Can we do better? I started asking myself and other data analysts what are the key differences between datasets that underlie today’s GFT-like projects and the datasets we were using five to 10 years ago.
This has led to what I call the OCCAM framework, a more honest assessment of the current state of big data and the assumptions lurking in it.
Big data is:
Observational: much of the new data come from sensors or tracking devices that monitor continuously and indiscriminately without design, as opposed to questionnaires, interviews, or experiments with purposeful design
Lacking Controls: controls are typically unavailable, making valid comparisons and analysis more difficult
Seemingly Complete: the availability of data for most measurable units and the sheer volume of data generated is unprecedented, but more data creates more false leads and blind alleys, complicating the search for meaningful, predictable structure
Adapted: third parties collect the data, often for a purposes unrelated to the data scientists’, presenting challenges of interpretation
Merged: different datasets are combined, exacerbating the problems relating to lack of definition and misaligned objectives
This is far less optimistic a definition, but a far more honest appraisal of the current state of big data.

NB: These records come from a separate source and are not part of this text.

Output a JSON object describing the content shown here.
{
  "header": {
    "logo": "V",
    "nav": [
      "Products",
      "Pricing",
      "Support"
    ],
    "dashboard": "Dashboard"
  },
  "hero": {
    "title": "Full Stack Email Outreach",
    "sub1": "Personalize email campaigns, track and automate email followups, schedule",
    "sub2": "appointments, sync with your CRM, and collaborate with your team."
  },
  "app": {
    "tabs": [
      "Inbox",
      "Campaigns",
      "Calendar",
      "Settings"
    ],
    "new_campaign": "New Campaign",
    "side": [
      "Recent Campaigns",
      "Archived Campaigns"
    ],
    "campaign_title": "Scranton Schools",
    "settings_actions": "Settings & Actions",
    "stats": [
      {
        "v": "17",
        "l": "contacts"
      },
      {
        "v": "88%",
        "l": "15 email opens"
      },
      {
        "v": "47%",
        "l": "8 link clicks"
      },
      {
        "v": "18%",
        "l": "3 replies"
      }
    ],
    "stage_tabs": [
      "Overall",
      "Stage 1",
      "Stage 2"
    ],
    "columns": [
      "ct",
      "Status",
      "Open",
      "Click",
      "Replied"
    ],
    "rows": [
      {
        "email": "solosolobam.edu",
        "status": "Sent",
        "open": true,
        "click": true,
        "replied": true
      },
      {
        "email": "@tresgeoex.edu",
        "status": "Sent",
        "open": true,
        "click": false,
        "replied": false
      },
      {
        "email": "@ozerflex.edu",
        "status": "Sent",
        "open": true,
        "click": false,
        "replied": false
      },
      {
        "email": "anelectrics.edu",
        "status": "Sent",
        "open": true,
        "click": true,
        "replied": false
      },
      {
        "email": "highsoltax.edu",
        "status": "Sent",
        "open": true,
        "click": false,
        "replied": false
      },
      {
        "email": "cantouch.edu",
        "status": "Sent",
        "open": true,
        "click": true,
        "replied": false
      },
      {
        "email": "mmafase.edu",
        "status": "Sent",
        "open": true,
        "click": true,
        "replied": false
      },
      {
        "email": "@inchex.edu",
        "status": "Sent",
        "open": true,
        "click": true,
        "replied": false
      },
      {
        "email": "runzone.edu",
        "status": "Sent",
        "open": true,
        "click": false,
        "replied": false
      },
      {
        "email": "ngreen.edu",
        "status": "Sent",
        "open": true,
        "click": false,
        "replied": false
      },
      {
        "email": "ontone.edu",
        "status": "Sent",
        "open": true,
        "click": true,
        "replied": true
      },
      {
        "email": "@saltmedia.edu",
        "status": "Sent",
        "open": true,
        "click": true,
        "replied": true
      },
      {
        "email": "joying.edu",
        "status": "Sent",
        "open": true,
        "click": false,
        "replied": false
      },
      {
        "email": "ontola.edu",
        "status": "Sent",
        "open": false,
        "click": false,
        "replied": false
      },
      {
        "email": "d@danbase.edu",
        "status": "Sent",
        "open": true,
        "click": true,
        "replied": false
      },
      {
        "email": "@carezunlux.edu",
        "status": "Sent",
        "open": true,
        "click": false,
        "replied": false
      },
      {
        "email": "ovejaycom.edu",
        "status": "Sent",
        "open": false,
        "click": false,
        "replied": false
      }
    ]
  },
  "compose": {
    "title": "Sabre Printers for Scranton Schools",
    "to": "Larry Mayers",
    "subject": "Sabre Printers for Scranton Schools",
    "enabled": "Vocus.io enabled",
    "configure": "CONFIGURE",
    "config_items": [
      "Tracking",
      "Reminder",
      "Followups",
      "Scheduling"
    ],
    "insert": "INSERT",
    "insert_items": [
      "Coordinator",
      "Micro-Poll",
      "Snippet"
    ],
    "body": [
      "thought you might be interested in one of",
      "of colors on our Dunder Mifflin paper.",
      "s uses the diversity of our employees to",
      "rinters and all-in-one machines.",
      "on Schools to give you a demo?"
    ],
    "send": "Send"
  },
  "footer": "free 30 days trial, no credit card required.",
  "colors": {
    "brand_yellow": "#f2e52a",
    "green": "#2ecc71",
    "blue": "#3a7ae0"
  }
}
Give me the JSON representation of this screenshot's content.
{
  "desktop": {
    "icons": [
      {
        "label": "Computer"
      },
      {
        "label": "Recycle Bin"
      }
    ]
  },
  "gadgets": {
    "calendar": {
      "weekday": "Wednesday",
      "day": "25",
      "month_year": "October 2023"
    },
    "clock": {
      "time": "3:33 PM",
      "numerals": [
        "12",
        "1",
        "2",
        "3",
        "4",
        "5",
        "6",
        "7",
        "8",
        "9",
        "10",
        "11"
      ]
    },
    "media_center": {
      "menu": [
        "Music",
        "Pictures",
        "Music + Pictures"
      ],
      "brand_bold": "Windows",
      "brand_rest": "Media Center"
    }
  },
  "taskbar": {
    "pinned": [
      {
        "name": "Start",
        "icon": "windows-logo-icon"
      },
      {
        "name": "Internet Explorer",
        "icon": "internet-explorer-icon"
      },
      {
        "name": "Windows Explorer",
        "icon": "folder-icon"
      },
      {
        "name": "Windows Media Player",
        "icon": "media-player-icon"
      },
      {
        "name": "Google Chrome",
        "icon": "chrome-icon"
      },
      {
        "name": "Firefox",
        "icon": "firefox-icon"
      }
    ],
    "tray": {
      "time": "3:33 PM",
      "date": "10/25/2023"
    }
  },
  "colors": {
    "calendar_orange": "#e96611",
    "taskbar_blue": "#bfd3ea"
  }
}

The worst outcome from the Science article and the OCCAM framework, though, would be to use them as evidence that big data’s “not worth it.” Honest appraisals are meant to create honest progress, to advance the discipline rather than fuel the fad.
Progress will come when the companies involved in generating and crunching OCCAM datasets restrain themselves from overstating their capabilities without properly measuring their results. The authors of the Science article should be applauded for their bravery in raising this thorny issue. They did a further service to the science community by detailing the difficulty in assessing and replicating the algorithm developed by Google Flu Trends researchers.
They discovered that the published information about the algorithm is both incomplete and inaccurate. Using the reserved language of academics, the authors noted: “Oddly, the few search terms offered in the papers [by Google researchers explaining their algorithm] do not seem to be strongly related with either GFT or the CDC data—we surmise that the authors felt an unarticulated need to cloak the actual search terms identified.” [emphasis added]
In other words, Google owes us an explanation as to whether it published doctored data without disclosure, or if its highly-touted predictive model is so inaccurate that the search terms found to be the most predictive a few years ago are no longer predictive. If companies want to participate in science, they need to behave like scientists.
Like the Harvard researchers, I am excited by the promises of data analytics. But I’d like to see our industry practice what we preach, conducting honest assessment of our own successes and failures. In the meantime, outsiders should be attentive to the challenges of big data analysis, as summarized in the OCCAM framework, and apply considerable caution in interpreting such analyses.
Kaiser Fung is a professional statistician for Vimeo and author of Junk Charts, a blog devoted to the critical examination of data and graphics in the mass media. He teaches statistics at New York University. This post originally appeared in the HBR Blog Network.